### Relative complement

We define the relative complement of sets by the symbol "$\backslash$". Rigorously, "$A\backslash B := \{x\in A | \lnot x\in B\}$" which reads "the relative complement of $B$ in $A$ is by definition equal to the set containing all the elements contained in $A$ and is not contained in $B$".

For example "$\{1,2,3,4\}\backslash \{1,4,5\} := \{2,3\}$".

## Some basic results

### Lemma 1

$(A = B) \Leftrightarrow (A\subset B) \land (B\subset A)$. Which reads "A equals B if and only if A is a subset of B AND B is a subset of A"

proof As explained in the previous chapter, $(A = B) \Leftrightarrow (A\subset B) \land (B\subset A)$ will be true by adjunction when both $(A = B) \Rightarrow (A\subset B) \land (B\subset A)$ and $(A\subset B) \land (B\subset A) \Rightarrow (A = B)$ are true.

We prove first $(A = B) \Rightarrow (A\subset B) \land (B\subset A)$.

Let $A = B$, then by definition we have $x\in A \Leftrightarrow x\in B$, which is logically equivalent to $(x\in A \Rightarrow x\in B)\land (x\in A \Rightarrow x\in B)$. By simplification we have that $x\in A \Rightarrow x\in B$ is true, and that $x\in A \Rightarrow x\in B$ is true. Therefore by definition $A \subset B$, and $B\subset A$ are both true.
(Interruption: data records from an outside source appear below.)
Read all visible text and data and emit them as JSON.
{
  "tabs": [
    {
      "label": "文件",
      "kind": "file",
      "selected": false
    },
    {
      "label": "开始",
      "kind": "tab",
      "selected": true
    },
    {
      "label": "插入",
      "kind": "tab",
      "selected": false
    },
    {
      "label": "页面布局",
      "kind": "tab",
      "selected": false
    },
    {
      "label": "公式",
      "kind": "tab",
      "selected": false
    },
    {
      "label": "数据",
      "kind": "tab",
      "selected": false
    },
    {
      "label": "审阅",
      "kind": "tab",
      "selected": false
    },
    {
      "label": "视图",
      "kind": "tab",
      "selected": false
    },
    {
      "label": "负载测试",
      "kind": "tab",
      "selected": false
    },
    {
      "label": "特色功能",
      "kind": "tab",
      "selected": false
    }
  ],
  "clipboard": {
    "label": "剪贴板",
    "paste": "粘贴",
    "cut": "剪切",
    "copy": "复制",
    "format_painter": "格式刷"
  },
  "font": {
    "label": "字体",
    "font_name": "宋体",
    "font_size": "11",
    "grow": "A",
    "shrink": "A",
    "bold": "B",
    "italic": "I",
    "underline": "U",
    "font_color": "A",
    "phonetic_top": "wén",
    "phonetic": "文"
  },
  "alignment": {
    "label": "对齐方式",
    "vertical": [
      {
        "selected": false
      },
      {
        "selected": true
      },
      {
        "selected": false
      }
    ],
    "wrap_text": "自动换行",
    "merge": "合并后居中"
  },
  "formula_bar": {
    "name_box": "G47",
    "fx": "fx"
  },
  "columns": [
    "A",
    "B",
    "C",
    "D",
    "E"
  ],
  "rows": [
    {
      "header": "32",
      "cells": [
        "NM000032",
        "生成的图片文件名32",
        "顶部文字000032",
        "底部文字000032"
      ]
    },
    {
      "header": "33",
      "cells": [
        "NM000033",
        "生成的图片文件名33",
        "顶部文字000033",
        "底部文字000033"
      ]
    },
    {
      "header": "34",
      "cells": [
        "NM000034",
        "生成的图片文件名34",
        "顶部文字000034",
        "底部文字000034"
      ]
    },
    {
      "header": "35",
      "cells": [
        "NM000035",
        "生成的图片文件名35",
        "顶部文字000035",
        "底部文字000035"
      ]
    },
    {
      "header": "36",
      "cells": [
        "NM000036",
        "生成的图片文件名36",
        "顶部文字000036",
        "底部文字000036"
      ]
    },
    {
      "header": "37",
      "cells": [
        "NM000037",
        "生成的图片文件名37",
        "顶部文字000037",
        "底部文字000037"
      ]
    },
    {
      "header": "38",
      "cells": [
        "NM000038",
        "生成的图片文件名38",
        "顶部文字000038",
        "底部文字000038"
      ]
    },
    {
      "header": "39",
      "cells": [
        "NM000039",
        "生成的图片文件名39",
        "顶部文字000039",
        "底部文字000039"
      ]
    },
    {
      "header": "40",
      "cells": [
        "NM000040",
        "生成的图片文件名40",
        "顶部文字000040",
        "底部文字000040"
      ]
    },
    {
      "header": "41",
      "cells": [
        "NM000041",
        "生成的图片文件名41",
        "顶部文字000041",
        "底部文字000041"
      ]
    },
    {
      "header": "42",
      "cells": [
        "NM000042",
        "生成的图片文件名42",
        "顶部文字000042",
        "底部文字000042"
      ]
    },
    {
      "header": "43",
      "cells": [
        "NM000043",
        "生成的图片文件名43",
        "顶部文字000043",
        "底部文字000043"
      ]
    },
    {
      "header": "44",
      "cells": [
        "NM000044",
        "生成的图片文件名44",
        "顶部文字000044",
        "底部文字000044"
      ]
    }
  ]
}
By adjunction $(A\subset B)\land(B\subset A)$ is true. Therefore $(A = B) \Rightarrow (A\subset B) \land (B\subset A)$ is true.

Conversely, we prove $(A\subset B) \land (B\subset A) \Rightarrow (A = B)$.
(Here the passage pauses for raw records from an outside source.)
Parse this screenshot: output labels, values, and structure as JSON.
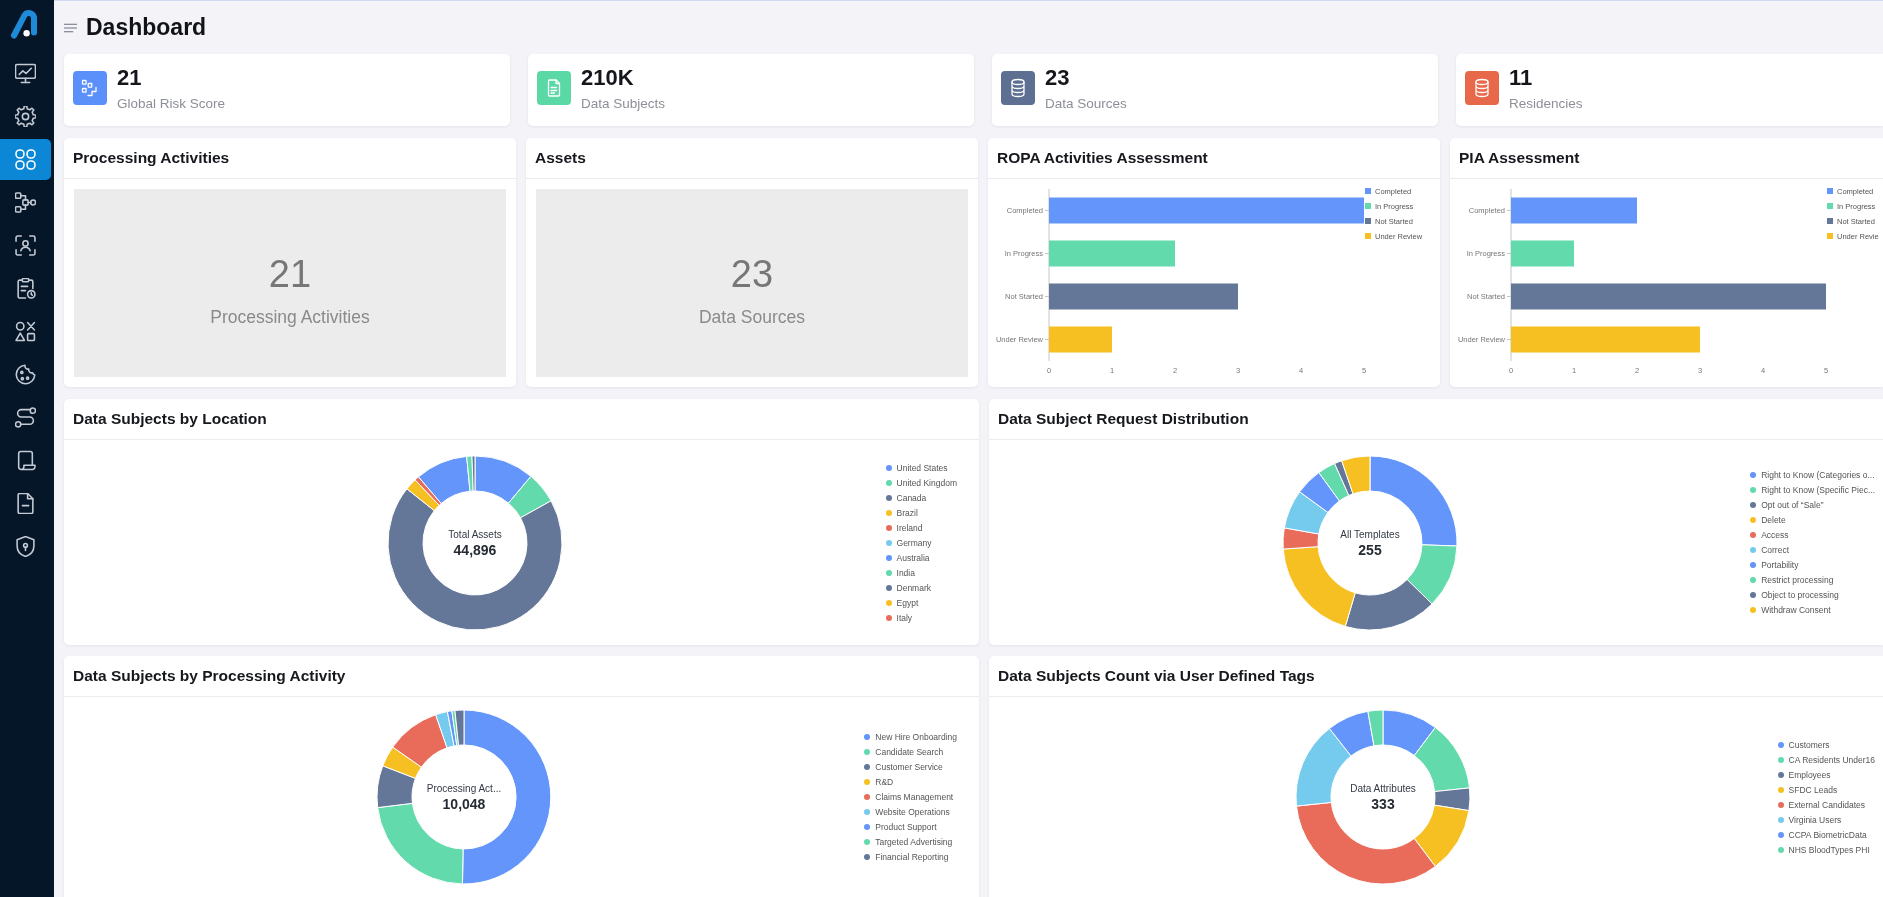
{
  "sidebar": {
    "items": [
      {
        "kind": "monitor",
        "selected": false
      },
      {
        "kind": "gear",
        "selected": false
      },
      {
        "kind": "grid",
        "selected": true
      },
      {
        "kind": "flow",
        "selected": false
      },
      {
        "kind": "scan",
        "selected": false
      },
      {
        "kind": "clipboard",
        "selected": false
      },
      {
        "kind": "shapes",
        "selected": false
      },
      {
        "kind": "cookie",
        "selected": false
      },
      {
        "kind": "route",
        "selected": false
      },
      {
        "kind": "scroll",
        "selected": false
      },
      {
        "kind": "file",
        "selected": false
      },
      {
        "kind": "shield",
        "selected": false
      }
    ]
  },
  "header": {
    "title": "Dashboard"
  },
  "stats": [
    {
      "kind": "steps",
      "color": "#5b8ff9",
      "value": "21",
      "label": "Global Risk Score"
    },
    {
      "kind": "document",
      "color": "#5ad8a6",
      "value": "210K",
      "label": "Data Subjects"
    },
    {
      "kind": "database",
      "color": "#5d7092",
      "value": "23",
      "label": "Data Sources"
    },
    {
      "kind": "database",
      "color": "#e8684a",
      "value": "11",
      "label": "Residencies"
    }
  ],
  "summary_cards": [
    {
      "title": "Processing Activities",
      "value": "21",
      "label": "Processing Activities"
    },
    {
      "title": "Assets",
      "value": "23",
      "label": "Data Sources"
    }
  ],
  "bar_charts": [
    {
      "title": "ROPA Activities Assessment",
      "chart_data": {
        "type": "bar",
        "orientation": "horizontal",
        "legend": "top-right",
        "categories": [
          "Completed",
          "In Progress",
          "Not Started",
          "Under Review"
        ],
        "series": [
          {
            "name": "Completed",
            "color": "#6395fa",
            "values": [
              5,
              null,
              null,
              null
            ]
          },
          {
            "name": "In Progress",
            "color": "#62daab",
            "values": [
              null,
              2,
              null,
              null
            ]
          },
          {
            "name": "Not Started",
            "color": "#657798",
            "values": [
              null,
              null,
              3,
              null
            ]
          },
          {
            "name": "Under Review",
            "color": "#f6c022",
            "values": [
              null,
              null,
              null,
              1
            ]
          }
        ],
        "xlim": [
          0,
          5
        ],
        "xticks": [
          0,
          1,
          2,
          3,
          4,
          5
        ]
      }
    },
    {
      "title": "PIA Assessment",
      "chart_data": {
        "type": "bar",
        "orientation": "horizontal",
        "legend": "top-right",
        "categories": [
          "Completed",
          "In Progress",
          "Not Started",
          "Under Review"
        ],
        "series": [
          {
            "name": "Completed",
            "color": "#6395fa",
            "values": [
              2,
              null,
              null,
              null
            ]
          },
          {
            "name": "In Progress",
            "color": "#62daab",
            "values": [
              null,
              1,
              null,
              null
            ]
          },
          {
            "name": "Not Started",
            "color": "#657798",
            "values": [
              null,
              null,
              5,
              null
            ]
          },
          {
            "name": "Under Revie",
            "color": "#f6c022",
            "values": [
              null,
              null,
              null,
              3
            ]
          }
        ],
        "xlim": [
          0,
          5
        ],
        "xticks": [
          0,
          1,
          2,
          3,
          4,
          5
        ]
      }
    }
  ],
  "donut_cards": [
    {
      "title": "Data Subjects by Location",
      "center_label": "Total Assets",
      "center_value": "44,896",
      "legend": [
        {
          "label": "United States",
          "color": "#6395fa"
        },
        {
          "label": "United Kingdom",
          "color": "#62daab"
        },
        {
          "label": "Canada",
          "color": "#657798"
        },
        {
          "label": "Brazil",
          "color": "#f6c022"
        },
        {
          "label": "Ireland",
          "color": "#e96c5b"
        },
        {
          "label": "Germany",
          "color": "#74cbed"
        },
        {
          "label": "Australia",
          "color": "#6395fa"
        },
        {
          "label": "India",
          "color": "#62daab"
        },
        {
          "label": "Denmark",
          "color": "#657798"
        },
        {
          "label": "Egypt",
          "color": "#f6c022"
        },
        {
          "label": "Italy",
          "color": "#e96c5b"
        }
      ]
    },
    {
      "title": "Data Subject Request Distribution",
      "center_label": "All Templates",
      "center_value": "255",
      "legend": [
        {
          "label": "Right to Know (Categories o...",
          "color": "#6395fa"
        },
        {
          "label": "Right to Know (Specific Piec...",
          "color": "#62daab"
        },
        {
          "label": "Opt out of “Sale”",
          "color": "#657798"
        },
        {
          "label": "Delete",
          "color": "#f6c022"
        },
        {
          "label": "Access",
          "color": "#e96c5b"
        },
        {
          "label": "Correct",
          "color": "#74cbed"
        },
        {
          "label": "Portability",
          "color": "#6395fa"
        },
        {
          "label": "Restrict processing",
          "color": "#62daab"
        },
        {
          "label": "Object to processing",
          "color": "#657798"
        },
        {
          "label": "Withdraw Consent",
          "color": "#f6c022"
        }
      ]
    },
    {
      "title": "Data Subjects by Processing Activity",
      "center_label": "Processing Act...",
      "center_value": "10,048",
      "legend": [
        {
          "label": "New Hire Onboarding",
          "color": "#6395fa"
        },
        {
          "label": "Candidate Search",
          "color": "#62daab"
        },
        {
          "label": "Customer Service",
          "color": "#657798"
        },
        {
          "label": "R&D",
          "color": "#f6c022"
        },
        {
          "label": "Claims Management",
          "color": "#e96c5b"
        },
        {
          "label": "Website Operations",
          "color": "#74cbed"
        },
        {
          "label": "Product Support",
          "color": "#6395fa"
        },
        {
          "label": "Targeted Advertising",
          "color": "#62daab"
        },
        {
          "label": "Financial Reporting",
          "color": "#657798"
        }
      ]
    },
    {
      "title": "Data Subjects Count via User Defined Tags",
      "center_label": "Data Attributes",
      "center_value": "333",
      "legend": [
        {
          "label": "Customers",
          "color": "#6395fa"
        },
        {
          "label": "CA Residents Under16",
          "color": "#62daab"
        },
        {
          "label": "Employees",
          "color": "#657798"
        },
        {
          "label": "SFDC Leads",
          "color": "#f6c022"
        },
        {
          "label": "External Candidates",
          "color": "#e96c5b"
        },
        {
          "label": "Virginia Users",
          "color": "#74cbed"
        },
        {
          "label": "CCPA BiometricData",
          "color": "#6395fa"
        },
        {
          "label": "NHS BloodTypes PHI",
          "color": "#62daab"
        }
      ]
    }
  ]
}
Let $(A\subset B) \land (B\subset A)$. Then, by simplification, both $A\subset B$ and $B\subset A$ are true. By definition both $x\in A \Rightarrow x\in B$ and $x\in B \Rightarrow x\in A$ are true. By adjunction, $(x\in A \Rightarrow x\in B) \land (x\in B \Rightarrow x\in A)$ is true, which is logically equivalent to $x\in A \Leftrightarrow x\in B$. Then by definition $A=B$ is true. Therefore $(A\subset B) \land (B\subset A) \Rightarrow (A = B)$ is true. QED.

### Lemma 2

$A\subset A\cup B$

### Lemma 3

$A\cap B\subset A$ and $A\cap B\subset B$